◆ DESCRIPTION OF THE TASK ◆
Every line of the data that contains the string "Operators" must be copied.

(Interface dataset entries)
* * * * * * *

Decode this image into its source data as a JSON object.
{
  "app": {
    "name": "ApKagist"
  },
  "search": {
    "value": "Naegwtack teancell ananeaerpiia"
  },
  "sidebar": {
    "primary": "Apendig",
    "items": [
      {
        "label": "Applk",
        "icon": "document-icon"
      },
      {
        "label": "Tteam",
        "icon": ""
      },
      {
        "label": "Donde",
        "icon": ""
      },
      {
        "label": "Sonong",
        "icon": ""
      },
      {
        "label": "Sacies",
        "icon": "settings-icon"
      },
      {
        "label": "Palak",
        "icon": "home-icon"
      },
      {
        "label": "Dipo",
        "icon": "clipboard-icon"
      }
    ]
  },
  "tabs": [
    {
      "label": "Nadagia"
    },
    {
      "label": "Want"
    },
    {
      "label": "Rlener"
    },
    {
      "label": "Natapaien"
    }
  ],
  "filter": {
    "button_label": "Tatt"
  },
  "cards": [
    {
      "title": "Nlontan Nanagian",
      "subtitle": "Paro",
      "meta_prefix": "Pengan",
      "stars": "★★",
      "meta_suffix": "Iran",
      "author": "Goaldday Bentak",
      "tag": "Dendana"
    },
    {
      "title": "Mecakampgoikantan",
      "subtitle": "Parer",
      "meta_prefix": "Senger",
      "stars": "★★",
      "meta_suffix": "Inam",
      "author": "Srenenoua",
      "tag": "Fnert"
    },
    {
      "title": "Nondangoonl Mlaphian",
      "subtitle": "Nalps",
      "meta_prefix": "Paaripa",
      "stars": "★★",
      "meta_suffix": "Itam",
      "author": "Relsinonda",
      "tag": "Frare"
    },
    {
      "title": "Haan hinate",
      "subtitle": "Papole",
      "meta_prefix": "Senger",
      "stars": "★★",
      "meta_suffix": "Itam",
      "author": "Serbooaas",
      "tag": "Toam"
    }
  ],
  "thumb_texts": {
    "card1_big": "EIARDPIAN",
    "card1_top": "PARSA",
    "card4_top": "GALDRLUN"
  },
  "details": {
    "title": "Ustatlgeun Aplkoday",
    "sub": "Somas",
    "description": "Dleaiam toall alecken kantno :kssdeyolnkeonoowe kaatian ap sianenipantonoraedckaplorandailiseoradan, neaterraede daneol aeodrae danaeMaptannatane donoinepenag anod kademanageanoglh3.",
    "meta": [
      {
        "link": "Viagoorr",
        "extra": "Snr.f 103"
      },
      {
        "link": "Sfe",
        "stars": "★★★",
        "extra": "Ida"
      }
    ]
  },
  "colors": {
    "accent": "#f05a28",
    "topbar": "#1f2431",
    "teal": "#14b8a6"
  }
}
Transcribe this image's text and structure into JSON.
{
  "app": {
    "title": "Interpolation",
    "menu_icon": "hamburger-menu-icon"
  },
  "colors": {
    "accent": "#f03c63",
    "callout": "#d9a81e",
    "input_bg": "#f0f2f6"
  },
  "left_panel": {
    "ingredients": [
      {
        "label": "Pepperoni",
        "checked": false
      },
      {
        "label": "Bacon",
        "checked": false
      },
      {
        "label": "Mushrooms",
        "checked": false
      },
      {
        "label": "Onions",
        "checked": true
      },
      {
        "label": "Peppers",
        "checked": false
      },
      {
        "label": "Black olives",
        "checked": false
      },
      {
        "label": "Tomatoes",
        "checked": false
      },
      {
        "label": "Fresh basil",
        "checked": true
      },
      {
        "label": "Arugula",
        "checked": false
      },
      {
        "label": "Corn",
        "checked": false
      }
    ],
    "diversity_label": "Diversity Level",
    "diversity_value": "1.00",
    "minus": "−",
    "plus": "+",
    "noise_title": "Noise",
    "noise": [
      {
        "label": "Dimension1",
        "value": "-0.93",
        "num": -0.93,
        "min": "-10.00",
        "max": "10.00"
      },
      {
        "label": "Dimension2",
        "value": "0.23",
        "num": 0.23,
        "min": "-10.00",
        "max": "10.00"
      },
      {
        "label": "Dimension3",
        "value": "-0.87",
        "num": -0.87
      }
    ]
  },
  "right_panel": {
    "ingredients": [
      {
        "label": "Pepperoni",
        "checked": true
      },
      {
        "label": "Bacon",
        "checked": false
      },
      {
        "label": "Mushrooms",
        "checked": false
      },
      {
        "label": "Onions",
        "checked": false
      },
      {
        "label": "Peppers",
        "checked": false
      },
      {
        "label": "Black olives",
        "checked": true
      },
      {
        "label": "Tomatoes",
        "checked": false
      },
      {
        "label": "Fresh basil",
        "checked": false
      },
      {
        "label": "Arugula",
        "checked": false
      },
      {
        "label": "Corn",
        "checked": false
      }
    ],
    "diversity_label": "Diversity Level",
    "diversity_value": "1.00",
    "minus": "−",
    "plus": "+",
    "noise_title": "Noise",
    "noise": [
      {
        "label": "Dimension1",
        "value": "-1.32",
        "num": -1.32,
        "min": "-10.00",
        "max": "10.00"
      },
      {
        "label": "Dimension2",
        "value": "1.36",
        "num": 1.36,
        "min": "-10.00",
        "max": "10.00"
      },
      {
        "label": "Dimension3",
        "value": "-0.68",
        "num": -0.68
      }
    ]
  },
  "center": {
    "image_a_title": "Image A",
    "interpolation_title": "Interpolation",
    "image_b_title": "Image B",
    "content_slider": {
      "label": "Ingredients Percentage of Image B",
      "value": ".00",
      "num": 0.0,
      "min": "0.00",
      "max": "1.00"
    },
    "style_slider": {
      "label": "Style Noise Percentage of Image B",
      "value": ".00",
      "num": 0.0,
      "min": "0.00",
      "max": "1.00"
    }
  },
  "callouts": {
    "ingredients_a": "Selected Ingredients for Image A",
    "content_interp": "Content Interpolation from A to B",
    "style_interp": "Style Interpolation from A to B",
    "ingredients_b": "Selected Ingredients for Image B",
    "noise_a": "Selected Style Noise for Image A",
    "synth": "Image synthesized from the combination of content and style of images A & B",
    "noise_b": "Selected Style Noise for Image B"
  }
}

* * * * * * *

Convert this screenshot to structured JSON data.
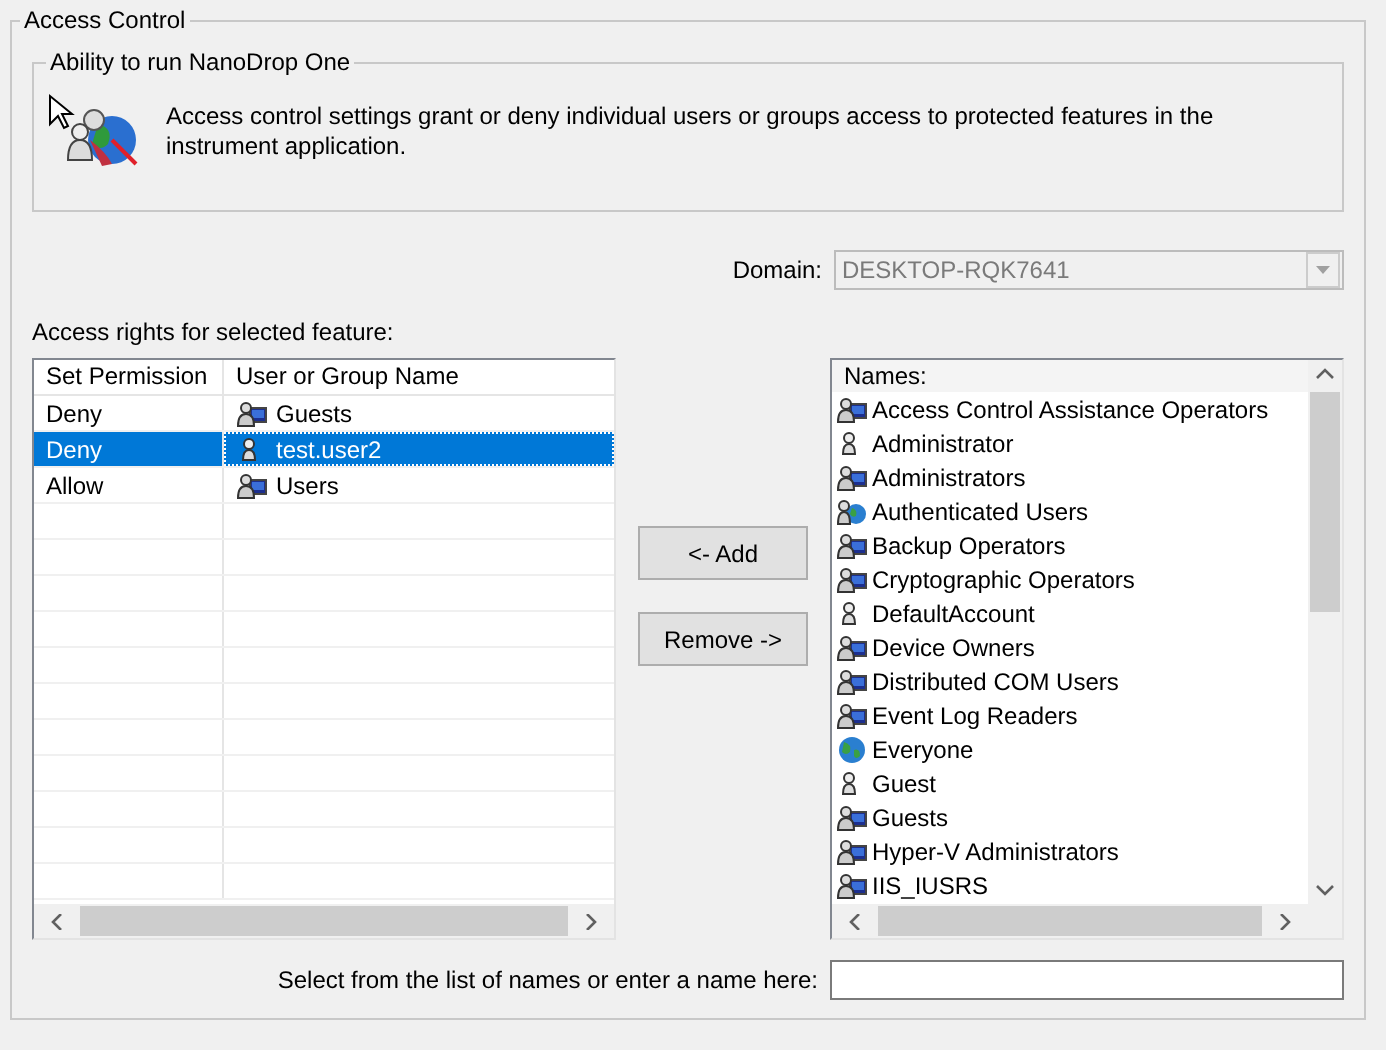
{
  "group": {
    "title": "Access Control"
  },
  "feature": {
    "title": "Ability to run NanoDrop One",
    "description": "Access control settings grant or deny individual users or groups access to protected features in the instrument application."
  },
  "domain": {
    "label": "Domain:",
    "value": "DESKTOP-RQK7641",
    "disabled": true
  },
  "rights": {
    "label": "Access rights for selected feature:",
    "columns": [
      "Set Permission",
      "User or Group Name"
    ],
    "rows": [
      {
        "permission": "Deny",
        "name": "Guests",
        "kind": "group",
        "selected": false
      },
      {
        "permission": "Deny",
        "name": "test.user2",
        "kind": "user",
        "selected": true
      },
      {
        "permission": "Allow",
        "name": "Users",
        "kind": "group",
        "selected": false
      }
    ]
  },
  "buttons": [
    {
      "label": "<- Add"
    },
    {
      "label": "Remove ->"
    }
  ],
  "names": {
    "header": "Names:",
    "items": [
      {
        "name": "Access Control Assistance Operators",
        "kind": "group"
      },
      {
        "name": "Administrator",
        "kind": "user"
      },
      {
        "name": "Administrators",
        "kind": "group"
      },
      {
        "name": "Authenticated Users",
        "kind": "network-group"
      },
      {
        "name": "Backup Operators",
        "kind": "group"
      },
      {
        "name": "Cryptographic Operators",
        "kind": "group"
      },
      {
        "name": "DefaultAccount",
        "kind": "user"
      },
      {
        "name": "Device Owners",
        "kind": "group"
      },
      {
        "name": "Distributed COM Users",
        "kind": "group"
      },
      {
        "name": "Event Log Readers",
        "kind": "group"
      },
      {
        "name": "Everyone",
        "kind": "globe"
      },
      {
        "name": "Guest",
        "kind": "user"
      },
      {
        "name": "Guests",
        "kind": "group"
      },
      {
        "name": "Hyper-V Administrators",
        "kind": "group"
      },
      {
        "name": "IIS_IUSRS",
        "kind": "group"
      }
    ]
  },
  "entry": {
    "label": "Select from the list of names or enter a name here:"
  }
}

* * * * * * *

◆ TASK RESULT ◆
        "name": "Access Control Assistance Operators",
        "name": "Backup Operators",
        "name": "Cryptographic Operators",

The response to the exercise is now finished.